The City Manager approved on June 16, 1997, funding to hire a Disability Case Coordinator for a trial period to manage the absences of individuals on the CUPE 1004 Short and Long Term Disability Plan. As a result of the success of that trial, the City was able, as part of the 1998 budget reduction, to reduce the short-term disability accounts by $300,000. In order to maintain that savings, it was recognized that a full-time resource would be required for on-going management of the absences.

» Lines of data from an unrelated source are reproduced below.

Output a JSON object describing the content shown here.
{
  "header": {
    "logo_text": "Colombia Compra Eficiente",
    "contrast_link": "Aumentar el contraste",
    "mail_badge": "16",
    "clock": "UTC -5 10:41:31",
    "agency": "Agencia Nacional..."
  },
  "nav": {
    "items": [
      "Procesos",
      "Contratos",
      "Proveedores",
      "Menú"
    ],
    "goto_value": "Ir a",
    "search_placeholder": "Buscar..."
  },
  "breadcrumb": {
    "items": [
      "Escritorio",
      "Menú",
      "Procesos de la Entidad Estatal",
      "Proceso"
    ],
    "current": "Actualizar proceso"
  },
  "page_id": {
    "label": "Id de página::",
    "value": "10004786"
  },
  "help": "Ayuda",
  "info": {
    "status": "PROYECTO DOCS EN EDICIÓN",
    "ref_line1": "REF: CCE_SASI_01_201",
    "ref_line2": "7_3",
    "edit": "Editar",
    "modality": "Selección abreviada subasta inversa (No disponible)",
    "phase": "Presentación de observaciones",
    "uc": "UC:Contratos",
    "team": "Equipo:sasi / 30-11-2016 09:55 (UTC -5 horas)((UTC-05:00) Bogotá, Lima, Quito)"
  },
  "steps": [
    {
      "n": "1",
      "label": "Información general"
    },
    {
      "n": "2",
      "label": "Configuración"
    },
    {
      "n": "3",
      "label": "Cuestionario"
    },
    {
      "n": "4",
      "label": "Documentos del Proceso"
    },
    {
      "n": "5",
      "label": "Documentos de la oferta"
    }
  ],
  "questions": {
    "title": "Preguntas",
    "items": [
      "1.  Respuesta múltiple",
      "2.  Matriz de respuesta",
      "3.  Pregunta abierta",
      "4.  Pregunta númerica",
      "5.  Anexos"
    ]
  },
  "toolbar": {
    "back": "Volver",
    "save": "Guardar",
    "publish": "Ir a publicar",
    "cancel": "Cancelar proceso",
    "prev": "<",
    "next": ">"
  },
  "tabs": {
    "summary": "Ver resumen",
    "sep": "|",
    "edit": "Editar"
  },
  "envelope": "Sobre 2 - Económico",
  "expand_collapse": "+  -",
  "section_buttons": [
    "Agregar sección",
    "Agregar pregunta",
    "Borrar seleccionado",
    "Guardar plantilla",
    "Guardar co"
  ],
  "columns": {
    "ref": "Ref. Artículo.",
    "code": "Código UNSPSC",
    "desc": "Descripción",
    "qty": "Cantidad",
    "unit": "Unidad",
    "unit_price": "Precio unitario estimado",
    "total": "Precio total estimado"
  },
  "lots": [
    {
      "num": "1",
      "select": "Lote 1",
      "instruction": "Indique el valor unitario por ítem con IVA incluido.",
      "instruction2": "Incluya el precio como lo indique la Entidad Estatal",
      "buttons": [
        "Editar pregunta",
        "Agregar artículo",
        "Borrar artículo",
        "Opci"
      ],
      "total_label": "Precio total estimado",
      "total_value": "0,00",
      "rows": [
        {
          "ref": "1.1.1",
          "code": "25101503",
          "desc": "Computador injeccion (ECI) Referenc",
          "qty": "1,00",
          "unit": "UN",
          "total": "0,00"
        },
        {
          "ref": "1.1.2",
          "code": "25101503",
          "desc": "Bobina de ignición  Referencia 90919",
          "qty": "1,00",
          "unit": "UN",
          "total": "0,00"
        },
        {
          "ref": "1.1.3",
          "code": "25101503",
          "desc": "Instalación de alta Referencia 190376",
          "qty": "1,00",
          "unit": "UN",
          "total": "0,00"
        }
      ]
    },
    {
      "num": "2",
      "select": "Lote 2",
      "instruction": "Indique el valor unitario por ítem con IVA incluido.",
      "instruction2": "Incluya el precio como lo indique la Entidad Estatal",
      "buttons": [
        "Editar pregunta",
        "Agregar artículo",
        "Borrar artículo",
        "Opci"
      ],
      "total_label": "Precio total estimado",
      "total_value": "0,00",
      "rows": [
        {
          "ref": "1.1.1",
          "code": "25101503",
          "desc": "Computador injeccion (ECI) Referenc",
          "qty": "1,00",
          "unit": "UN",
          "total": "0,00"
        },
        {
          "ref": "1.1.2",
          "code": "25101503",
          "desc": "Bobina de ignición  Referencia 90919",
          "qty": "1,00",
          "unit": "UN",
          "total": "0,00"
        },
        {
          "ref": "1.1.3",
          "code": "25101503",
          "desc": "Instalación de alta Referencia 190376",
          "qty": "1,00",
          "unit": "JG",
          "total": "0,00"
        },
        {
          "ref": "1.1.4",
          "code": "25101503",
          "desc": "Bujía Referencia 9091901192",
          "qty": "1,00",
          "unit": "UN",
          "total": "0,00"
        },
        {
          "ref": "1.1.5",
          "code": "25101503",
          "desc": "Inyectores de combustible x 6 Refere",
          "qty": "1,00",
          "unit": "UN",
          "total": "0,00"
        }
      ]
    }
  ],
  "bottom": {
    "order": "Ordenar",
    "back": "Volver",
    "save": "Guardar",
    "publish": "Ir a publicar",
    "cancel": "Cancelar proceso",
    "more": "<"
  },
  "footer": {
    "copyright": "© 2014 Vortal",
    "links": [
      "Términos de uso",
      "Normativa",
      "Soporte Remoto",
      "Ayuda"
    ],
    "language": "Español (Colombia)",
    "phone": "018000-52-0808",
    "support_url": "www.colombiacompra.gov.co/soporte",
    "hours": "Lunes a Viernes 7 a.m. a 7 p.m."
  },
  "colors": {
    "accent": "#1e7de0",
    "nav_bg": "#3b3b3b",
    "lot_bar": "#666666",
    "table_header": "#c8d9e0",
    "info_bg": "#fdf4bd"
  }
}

The City Rehabilitation Program is seen as leading edge and has been copied by other Cities including the City of Baltimore and District of Columbia. It has been recognized numerous times in the WCB News, Back to Work publications and HR Journals. The program has been adapted and modified to meet the changing needs of our organization, and the demands of City supervisors. City managers and supervisors have come to rely on this program to assist them in getting employees back to work as soon as they are able. There are significant administrative demands on staff who run the program, which we had not anticipated. As a result, we used the funding from a vacant Rehabilitation Case Coordinator position to create

- 3 -

two administrative positions on a trial basis to see if that would deal with the contact and paper work issues. It has and this report is requesting those temporary positions be made full-time. Funding will come from the underfilled professional position at no additional cost to the City.

In 1997, Human Resource Services expanded disability management to the short-term disability plan for the outside workforce by engaging a Disability Case Coordinator for a trial period of one year to determine whether a reduction in the time absent and therefore claims costs would justify the establishment of a full-time position to manage these disability claims.

Increasing the rehabilitation portion of the GWL contract is not considered to be an effective option. We have had a consultant assisting us on return to work issues in the outside area with little success. Barriers to returning these employees to work are not always medical but rather labour relations based and external consultants have neither the knowledge of the internal dynamics of the organization nor a vested interest in the outcomes of their recommendations. Our experience indicates we need to use internal staff to work daily with our operations managers to assist them in returning employees to work.

After nine months of intervening in this area, we have seen a significant reduction ($360,000) in the cost of short-term disability. Further savings will be realized in the future as fewer employees move from short to long-term disability. Our interventions early on in the process have had a dramatic effect on the duration of absences in this workforce. A disability management position is required to realize these savings on an on-going basis.


The Disability Case Coordinator position will be funded from the existing accounts within existing funding levels for short and long-term disability benefits for employees represented by CUPE 1004. The reduction in the costs of disability benefits will more than offset the budget reduction cost of this staff person. The one-year trial provided an opportunity to align the process with the disability management for the rest of the organization, deal with a backlog, and confirm whether there was value to continue this approach and confirm our future needs.

The two administrative positions, while an increase of one on the City's staffing complement, are already funded on a temporary basis through under-funding a professional position.

- 4 -

This report has been distributed to all affected civic unions and employee group representatives.


This is a good initiative for both the City and its employees. We have stopped uncontrolled increasing costs. The savings gained will ultimately reduce the overhead costs of our operations. These programs are necessary for City operations to remain competitive and to avoid increased costs in the future.

* * * * *


Comments or questions? You can send us email.
[City Homepage] [Get In Touch]

(c) 1998 City of Vancouver